5. When laying in the hammock you want to lay on the diagonal to achieve a comfortable flatish lay. The angle you lay on is an individual thing so find what is most comfortable for you. Find what works, move up and down the hammock, change you angle, change your leg position etc.
6. There are many variables with hanging a hammock so the most important thing is just find what works for your specific hammock. Once you find that sweet spot there is nothing better than camping in a hammock.
7. Finally always inspect your hammock and suspension components for damage prior to heading out on a hang. Like anything your hammock will suffer from wear and tear with use, especially if you have chosen lighter components.
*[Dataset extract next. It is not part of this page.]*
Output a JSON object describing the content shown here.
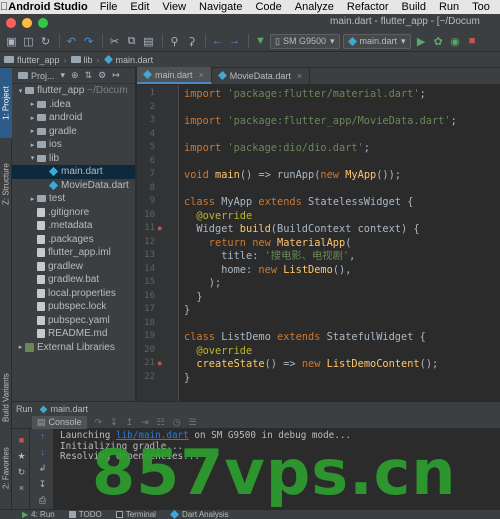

Simon and Sarah
Offer is valid until March 13, 2017.
As part of our ongoing process to ensure we remain viable as an Australian manufacturing business we will be reviewing the pricing for all the gear we make starting with our range of camping hammocks.
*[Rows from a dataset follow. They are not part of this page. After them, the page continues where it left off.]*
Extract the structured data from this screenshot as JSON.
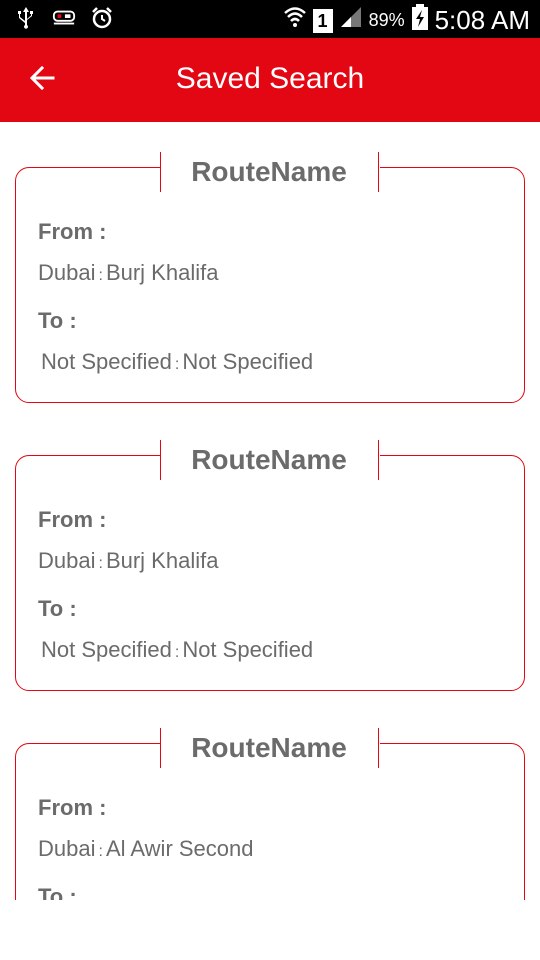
{
  "status_bar": {
    "left_icons": [
      "usb-icon",
      "app-icon",
      "alarm-icon"
    ],
    "battery_percent": "89%",
    "sim_label": "1",
    "time": "5:08 AM"
  },
  "header": {
    "title": "Saved Search",
    "back_icon": "arrow-left-icon"
  },
  "colors": {
    "accent": "#e30613",
    "text": "#6b6b6b"
  },
  "cards": [
    {
      "route_name": "RouteName",
      "from_label": "From :",
      "from_city": "Dubai",
      "from_place": "Burj Khalifa",
      "to_label": "To :",
      "to_city": "Not Specified",
      "to_place": "Not Specified",
      "separator": ":"
    },
    {
      "route_name": "RouteName",
      "from_label": "From :",
      "from_city": "Dubai",
      "from_place": "Burj Khalifa",
      "to_label": "To :",
      "to_city": "Not Specified",
      "to_place": "Not Specified",
      "separator": ":"
    },
    {
      "route_name": "RouteName",
      "from_label": "From :",
      "from_city": "Dubai",
      "from_place": "Al Awir Second",
      "to_label": "To :",
      "to_city": "",
      "to_place": "",
      "separator": ":"
    }
  ]
}
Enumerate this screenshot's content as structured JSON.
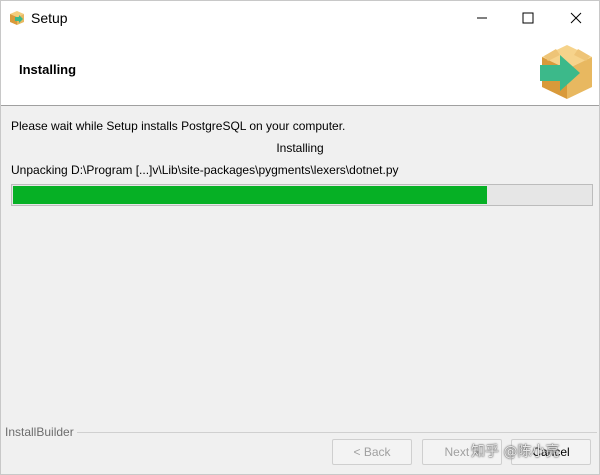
{
  "window": {
    "title": "Setup"
  },
  "header": {
    "title": "Installing"
  },
  "content": {
    "message": "Please wait while Setup installs PostgreSQL on your computer.",
    "status": "Installing",
    "unpacking": "Unpacking D:\\Program [...]v\\Lib\\site-packages\\pygments\\lexers\\dotnet.py",
    "progress_fraction": 0.82
  },
  "footer": {
    "brand": "InstallBuilder",
    "back_label": "< Back",
    "next_label": "Next >",
    "cancel_label": "Cancel",
    "watermark": "知乎 @陈小亮"
  },
  "colors": {
    "progress": "#06b025",
    "box": "#e8b860",
    "arrow": "#3cb98a"
  }
}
We kicked off our range of Goshawk hammocks at what I considered a pretty good price a couple of years ago, and I priced it to be competitive with similar offerings in the USA, despite our costs being greater. With our current exchange rate it is now considerably cheaper than any other cottage made camping hammock from the USA, and I would say, of course, that is comparable, if not better, in build quality, durability and comfort to any camping hammock on the market. Can it be improved? Sure it can and we are always looking to make minor adjustments to all the gear we make, whether it be how we make it or the materials we use.
So the purpose of this post is to give you a heads up that the price on our Goshawk Hammocks will be going up in the near future, so if you have been considering grabbing a Goshawk now may be the time.
A photo of the inside of one of our top quilt baffles just after the initial down was added.
Lawson cord reflective guyline
Our shipment from Lawsons Outdoor Equipment in the USA is expected to arrive Tuesday. This will include more Reflective Glowire, which is possibly the best tent/tarp guyline available in my opinion, and is why we continue to stock it and not any of the other reflective cord brands that you see in the bigger chain stores.
In the same shipment will also be some new type of cord, and more of the popular Bar Tensioners.
We are the sole retailer for Lawsons products in Australia. We work hard to establish and maintain solid relationships with specialised small manufacturers like Lawson, which allows us to make these great products more easily available to the local outdoor community.